This is good news and everything, but it does rather raise the question: How can Google tell if you’re malicious or not? And what if Google misunderstands your content and accidentally tags you as a spammer?
If you’re new to web copy writing content/management, duplication perhaps doesn’t sound like an issue…but from a search perspective, it can be. Why could you be penalised? How do you get round it? What are the options? Read on and find out…1
We’ve all heard recently about how Google & Microsoft are now indexing the Twitter-feed. Does this mean Twitter will become the future of paid-for links?

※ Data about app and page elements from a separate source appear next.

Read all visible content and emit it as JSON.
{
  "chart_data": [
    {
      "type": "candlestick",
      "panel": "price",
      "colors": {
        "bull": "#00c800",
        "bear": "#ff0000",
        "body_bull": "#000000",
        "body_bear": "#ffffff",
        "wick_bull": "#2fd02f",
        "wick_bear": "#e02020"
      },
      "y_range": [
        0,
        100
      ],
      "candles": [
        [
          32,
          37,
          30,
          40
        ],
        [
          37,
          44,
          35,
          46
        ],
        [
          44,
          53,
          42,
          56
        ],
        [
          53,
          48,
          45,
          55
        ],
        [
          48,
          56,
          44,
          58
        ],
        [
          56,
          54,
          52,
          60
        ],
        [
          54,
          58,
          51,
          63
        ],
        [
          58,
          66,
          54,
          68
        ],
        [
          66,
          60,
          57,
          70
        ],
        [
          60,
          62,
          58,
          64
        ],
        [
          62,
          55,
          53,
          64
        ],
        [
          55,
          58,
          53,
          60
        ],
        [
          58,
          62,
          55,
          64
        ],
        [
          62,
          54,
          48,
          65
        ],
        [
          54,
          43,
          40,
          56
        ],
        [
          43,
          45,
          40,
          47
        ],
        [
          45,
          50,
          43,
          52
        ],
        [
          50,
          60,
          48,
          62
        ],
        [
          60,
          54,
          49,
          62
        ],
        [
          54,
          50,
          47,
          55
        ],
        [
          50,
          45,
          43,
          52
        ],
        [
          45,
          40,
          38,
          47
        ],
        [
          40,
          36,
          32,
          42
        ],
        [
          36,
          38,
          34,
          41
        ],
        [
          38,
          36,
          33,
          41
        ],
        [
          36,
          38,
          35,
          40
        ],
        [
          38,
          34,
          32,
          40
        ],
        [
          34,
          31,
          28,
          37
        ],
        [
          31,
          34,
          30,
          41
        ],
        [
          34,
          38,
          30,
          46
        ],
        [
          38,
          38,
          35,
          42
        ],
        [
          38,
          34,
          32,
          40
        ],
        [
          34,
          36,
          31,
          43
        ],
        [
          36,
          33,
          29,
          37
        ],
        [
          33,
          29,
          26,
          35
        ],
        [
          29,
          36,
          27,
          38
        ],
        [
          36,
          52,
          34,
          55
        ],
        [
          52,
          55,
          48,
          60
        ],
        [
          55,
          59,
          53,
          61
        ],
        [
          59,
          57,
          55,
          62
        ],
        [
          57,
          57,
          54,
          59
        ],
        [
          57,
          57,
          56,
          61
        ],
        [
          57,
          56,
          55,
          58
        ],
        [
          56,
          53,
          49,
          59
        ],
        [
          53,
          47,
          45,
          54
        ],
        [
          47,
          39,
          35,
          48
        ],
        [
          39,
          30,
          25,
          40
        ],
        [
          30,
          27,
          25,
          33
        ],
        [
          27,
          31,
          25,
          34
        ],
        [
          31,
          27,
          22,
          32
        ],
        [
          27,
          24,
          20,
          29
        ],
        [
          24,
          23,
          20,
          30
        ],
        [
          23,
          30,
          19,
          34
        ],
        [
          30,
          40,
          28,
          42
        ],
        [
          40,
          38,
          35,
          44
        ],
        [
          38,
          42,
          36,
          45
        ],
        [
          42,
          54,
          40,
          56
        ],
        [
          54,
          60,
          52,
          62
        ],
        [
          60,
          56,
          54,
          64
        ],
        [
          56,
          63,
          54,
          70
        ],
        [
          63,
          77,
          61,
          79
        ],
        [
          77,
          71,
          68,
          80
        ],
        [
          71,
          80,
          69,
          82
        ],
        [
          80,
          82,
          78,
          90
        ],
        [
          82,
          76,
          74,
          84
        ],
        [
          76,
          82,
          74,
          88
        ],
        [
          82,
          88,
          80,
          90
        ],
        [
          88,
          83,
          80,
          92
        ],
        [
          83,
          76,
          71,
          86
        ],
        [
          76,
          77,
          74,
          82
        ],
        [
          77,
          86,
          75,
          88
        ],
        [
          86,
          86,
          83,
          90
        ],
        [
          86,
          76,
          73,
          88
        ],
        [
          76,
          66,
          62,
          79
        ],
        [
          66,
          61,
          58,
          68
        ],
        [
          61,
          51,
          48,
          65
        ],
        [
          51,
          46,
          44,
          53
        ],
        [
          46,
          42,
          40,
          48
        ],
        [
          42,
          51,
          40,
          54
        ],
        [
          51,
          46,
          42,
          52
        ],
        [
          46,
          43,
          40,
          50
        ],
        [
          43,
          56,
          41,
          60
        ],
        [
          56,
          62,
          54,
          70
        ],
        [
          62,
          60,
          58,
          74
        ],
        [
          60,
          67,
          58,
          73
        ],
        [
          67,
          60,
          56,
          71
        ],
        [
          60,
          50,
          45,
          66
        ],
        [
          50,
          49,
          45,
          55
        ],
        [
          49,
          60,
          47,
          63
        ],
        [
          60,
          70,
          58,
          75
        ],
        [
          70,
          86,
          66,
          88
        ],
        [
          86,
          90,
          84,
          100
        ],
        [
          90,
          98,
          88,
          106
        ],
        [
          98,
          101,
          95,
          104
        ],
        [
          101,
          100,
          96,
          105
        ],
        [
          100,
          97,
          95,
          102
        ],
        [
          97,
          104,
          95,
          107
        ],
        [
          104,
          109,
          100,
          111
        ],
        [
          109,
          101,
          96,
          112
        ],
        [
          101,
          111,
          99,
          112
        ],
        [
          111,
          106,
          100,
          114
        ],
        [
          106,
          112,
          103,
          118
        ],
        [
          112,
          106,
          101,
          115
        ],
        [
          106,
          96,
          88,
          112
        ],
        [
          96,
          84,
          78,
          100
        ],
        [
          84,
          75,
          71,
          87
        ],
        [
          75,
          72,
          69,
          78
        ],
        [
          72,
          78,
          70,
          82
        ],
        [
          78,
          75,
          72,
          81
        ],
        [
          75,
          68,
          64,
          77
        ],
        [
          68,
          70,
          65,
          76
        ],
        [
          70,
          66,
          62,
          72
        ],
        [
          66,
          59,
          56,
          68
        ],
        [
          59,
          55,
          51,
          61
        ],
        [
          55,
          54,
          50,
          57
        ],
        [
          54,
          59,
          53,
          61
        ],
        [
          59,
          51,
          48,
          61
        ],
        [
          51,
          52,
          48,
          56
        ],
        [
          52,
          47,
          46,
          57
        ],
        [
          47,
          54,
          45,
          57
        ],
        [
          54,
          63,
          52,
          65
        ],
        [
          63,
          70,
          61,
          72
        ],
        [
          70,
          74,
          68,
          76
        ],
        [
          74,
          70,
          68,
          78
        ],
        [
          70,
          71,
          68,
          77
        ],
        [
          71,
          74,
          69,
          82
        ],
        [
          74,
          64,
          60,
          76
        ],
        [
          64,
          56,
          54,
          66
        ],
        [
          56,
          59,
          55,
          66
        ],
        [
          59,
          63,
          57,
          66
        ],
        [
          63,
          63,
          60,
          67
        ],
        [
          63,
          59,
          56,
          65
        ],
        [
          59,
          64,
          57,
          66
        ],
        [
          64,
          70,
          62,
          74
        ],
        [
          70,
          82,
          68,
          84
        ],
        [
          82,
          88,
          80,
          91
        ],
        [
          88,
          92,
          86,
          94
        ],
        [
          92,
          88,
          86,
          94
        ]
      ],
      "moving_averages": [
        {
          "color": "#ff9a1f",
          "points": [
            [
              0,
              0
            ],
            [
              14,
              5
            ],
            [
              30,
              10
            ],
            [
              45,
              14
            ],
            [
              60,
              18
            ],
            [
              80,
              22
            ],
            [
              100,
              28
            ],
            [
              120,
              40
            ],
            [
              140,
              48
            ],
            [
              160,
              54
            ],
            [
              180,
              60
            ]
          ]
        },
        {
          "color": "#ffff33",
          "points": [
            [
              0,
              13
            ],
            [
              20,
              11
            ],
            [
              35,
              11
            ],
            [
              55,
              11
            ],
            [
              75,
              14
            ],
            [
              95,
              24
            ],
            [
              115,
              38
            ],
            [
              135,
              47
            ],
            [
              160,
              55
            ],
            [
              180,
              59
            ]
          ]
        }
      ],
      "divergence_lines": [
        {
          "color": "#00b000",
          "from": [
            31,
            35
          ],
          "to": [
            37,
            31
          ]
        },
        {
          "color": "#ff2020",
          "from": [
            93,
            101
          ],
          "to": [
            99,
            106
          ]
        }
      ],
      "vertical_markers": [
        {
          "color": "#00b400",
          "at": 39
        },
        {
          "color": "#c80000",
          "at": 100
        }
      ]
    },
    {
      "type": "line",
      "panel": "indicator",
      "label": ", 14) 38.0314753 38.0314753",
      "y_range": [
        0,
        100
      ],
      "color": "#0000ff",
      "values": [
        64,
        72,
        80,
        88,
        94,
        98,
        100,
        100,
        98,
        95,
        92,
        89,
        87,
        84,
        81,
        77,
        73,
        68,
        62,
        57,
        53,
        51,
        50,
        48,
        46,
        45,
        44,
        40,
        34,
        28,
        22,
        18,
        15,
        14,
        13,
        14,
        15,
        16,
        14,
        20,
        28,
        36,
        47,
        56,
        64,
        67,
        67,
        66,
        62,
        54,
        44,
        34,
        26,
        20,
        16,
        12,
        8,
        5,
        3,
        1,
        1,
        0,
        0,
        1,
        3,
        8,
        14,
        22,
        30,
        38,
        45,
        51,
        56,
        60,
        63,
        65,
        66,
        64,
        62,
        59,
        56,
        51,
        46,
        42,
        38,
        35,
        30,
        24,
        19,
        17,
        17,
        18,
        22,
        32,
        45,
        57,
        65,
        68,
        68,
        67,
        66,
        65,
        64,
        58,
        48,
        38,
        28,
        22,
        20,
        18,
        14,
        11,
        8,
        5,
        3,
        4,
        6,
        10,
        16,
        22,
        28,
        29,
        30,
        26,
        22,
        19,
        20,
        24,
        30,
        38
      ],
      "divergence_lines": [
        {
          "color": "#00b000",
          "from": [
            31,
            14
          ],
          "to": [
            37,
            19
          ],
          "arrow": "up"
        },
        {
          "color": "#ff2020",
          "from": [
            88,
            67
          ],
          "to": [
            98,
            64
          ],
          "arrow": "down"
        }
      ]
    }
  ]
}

eConsultancy have raised an interesting point about this, and conclude that it’s gonna be hard to distinguish between valuable links tweeted vs those that are paid for.
Quite frankly, I predict at least one outcome – a surge in Twitter-spam: a huge influx of those ridiculous accounts called ‘Maryjane410′ (or whatever) who simply Tweet bot-driven spammy bollocks. Hurrah.0
As the proud owner of a Google G1, I’ve always been a fan of the handset’s functionality and the Android OS’ general affability. However, a number of things irked me – namely the lack of decent battery life, and the occasionally clunky user-journey.
However, they’ve changed all that with a recent nifty update – huzzah!
We now have, amongst other things:
- Battery life that seems to last longer than a day;
- A camera that will shoot video as well as stills (albeit still questionable quality);
- Nice rounded new icons;
- GoogleTalk included;
- Google Latitude, the friend-locator thing;
- A touchscreen keyboard, a-la the iPhone.
Not bad at all!0